But much of the rest of the production felt forced and oversold. Like they wrote a superb first draft, but found it only ran an hour and fifteen, so they had to come up with a few more throw-away songs, some additional irrelevant lines and scenes, a dozen new gags and innuendos upon which to pause for the requisite laughter. There were far too many “wait for it” moments, when you knew what was coming, but the actor would pause for a second too long and make you wait for the inevitable punchline.
Most interesting to me was that the show began exactly the same way as the current Broadway smash, “Wicked,” – with a joyful expression of the death of a feared and despised villager (the Witch of the West in “Wicked” and Dr. Victor von Frankenstein here). And the final scene was performed under an enormous illuminated moon, replicating the conclusion of another Broadway hit, “Mamma Mia.” It all made for a fairly forgettable evening, and a palpably under-energized audience.
Roger Bart was fine as Dr. Frankenstein (“that’s FRONK-en-STEEN”), and Sutton Foster was particularly funny as Inga.

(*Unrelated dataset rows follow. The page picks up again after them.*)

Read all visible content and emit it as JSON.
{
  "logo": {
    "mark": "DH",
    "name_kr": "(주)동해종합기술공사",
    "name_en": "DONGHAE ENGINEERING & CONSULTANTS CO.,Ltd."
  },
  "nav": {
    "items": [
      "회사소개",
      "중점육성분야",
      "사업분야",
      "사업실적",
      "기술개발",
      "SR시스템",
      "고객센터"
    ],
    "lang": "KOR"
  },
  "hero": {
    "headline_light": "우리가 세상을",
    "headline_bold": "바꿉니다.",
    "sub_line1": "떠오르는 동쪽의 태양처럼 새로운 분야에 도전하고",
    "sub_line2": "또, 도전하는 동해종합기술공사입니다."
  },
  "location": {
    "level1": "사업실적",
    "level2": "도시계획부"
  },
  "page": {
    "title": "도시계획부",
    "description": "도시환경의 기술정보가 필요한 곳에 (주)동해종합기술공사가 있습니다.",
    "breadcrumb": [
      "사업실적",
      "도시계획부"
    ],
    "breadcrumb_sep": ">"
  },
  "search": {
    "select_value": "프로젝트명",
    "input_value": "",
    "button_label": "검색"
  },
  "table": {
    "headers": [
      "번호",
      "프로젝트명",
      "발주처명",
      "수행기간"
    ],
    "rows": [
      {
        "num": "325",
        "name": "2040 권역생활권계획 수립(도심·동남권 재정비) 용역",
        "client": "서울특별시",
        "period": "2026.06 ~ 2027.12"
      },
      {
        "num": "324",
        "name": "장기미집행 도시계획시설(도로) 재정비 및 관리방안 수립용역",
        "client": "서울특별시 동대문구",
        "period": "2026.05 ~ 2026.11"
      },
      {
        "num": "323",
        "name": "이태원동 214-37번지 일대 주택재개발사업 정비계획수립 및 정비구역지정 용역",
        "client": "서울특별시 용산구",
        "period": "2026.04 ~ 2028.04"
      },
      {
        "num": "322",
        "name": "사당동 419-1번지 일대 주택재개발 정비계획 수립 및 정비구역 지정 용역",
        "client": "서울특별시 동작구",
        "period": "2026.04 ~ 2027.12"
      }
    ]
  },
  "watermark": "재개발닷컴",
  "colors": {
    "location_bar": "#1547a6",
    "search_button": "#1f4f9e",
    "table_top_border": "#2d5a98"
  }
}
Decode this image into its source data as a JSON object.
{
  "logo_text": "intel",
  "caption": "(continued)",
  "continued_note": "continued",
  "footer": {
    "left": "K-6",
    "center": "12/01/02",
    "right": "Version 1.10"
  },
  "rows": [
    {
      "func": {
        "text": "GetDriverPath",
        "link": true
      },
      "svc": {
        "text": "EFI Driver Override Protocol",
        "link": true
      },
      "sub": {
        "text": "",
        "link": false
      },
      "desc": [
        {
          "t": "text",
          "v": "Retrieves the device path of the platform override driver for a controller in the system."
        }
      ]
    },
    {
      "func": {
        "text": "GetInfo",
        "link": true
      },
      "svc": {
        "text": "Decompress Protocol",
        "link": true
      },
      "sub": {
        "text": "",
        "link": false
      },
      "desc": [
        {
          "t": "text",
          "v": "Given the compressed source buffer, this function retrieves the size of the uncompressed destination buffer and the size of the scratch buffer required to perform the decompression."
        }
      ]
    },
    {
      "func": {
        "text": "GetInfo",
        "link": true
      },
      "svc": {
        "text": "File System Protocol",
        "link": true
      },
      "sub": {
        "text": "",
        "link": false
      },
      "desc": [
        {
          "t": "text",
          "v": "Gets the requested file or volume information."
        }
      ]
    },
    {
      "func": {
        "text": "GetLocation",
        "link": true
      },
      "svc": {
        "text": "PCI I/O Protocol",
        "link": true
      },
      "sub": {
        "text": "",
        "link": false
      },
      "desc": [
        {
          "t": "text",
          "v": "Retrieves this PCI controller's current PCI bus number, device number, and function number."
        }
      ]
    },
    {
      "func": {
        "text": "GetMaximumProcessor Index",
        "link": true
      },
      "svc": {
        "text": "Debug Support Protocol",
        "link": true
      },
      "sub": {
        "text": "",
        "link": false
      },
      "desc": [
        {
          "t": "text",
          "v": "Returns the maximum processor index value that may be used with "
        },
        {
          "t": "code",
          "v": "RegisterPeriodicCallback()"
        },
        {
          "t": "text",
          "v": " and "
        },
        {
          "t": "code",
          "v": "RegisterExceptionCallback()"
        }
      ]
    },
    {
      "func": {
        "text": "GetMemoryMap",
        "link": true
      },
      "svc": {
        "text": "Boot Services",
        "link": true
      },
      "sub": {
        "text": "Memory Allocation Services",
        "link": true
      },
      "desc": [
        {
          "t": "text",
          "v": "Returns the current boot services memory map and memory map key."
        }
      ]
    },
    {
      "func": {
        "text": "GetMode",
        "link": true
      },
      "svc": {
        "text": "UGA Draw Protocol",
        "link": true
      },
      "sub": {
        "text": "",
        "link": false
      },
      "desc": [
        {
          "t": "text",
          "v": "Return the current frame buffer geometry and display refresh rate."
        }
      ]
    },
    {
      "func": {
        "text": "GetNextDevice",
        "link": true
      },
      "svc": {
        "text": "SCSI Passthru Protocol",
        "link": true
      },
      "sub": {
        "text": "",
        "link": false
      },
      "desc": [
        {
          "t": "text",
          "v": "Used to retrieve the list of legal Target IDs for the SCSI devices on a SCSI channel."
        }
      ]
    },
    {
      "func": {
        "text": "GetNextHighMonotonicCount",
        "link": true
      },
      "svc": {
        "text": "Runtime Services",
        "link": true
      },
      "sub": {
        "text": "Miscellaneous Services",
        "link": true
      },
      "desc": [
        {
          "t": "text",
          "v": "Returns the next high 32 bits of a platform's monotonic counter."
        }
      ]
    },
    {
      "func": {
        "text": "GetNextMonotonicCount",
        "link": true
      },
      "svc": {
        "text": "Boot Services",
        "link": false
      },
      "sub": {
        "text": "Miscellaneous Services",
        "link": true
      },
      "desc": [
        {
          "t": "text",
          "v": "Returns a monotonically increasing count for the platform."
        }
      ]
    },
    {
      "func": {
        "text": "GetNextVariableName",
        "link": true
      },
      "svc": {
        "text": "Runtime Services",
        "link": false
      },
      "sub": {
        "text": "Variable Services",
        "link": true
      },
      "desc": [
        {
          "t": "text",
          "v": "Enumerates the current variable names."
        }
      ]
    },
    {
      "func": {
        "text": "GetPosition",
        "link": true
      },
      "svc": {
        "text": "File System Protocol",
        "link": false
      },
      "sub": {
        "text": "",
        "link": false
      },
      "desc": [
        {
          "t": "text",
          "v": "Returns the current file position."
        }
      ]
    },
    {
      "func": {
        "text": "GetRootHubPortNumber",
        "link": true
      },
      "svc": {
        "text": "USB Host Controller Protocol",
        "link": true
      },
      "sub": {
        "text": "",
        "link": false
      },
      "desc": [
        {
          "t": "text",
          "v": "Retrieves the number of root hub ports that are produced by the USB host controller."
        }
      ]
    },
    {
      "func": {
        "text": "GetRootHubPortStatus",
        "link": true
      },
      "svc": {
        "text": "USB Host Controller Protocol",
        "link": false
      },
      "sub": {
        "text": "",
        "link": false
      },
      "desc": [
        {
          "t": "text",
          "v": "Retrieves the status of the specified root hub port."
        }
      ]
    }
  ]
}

I found Shuler Hensley’s Monster, however, to be lackluster. And what about the most well-known of the cast, Megan Mullally? Her performance was inconsistent in my opinion, and it seemed like she fell back into her Will and Grace Karen Walker character when she needed laughs. I’m not sure anyone could succeed in the Elizabeth role though – trying to break out any role originally created by the incomparable late Madeline Kahn, is nearly impossible.
Similarly, there was no way Mel Brooks was going follow up his smash Broadway debut of “The Producers” with anything remotely as phenomenal. Lightening usually only strikes once – and this time he had to use the special effects to create the lightening. Literally.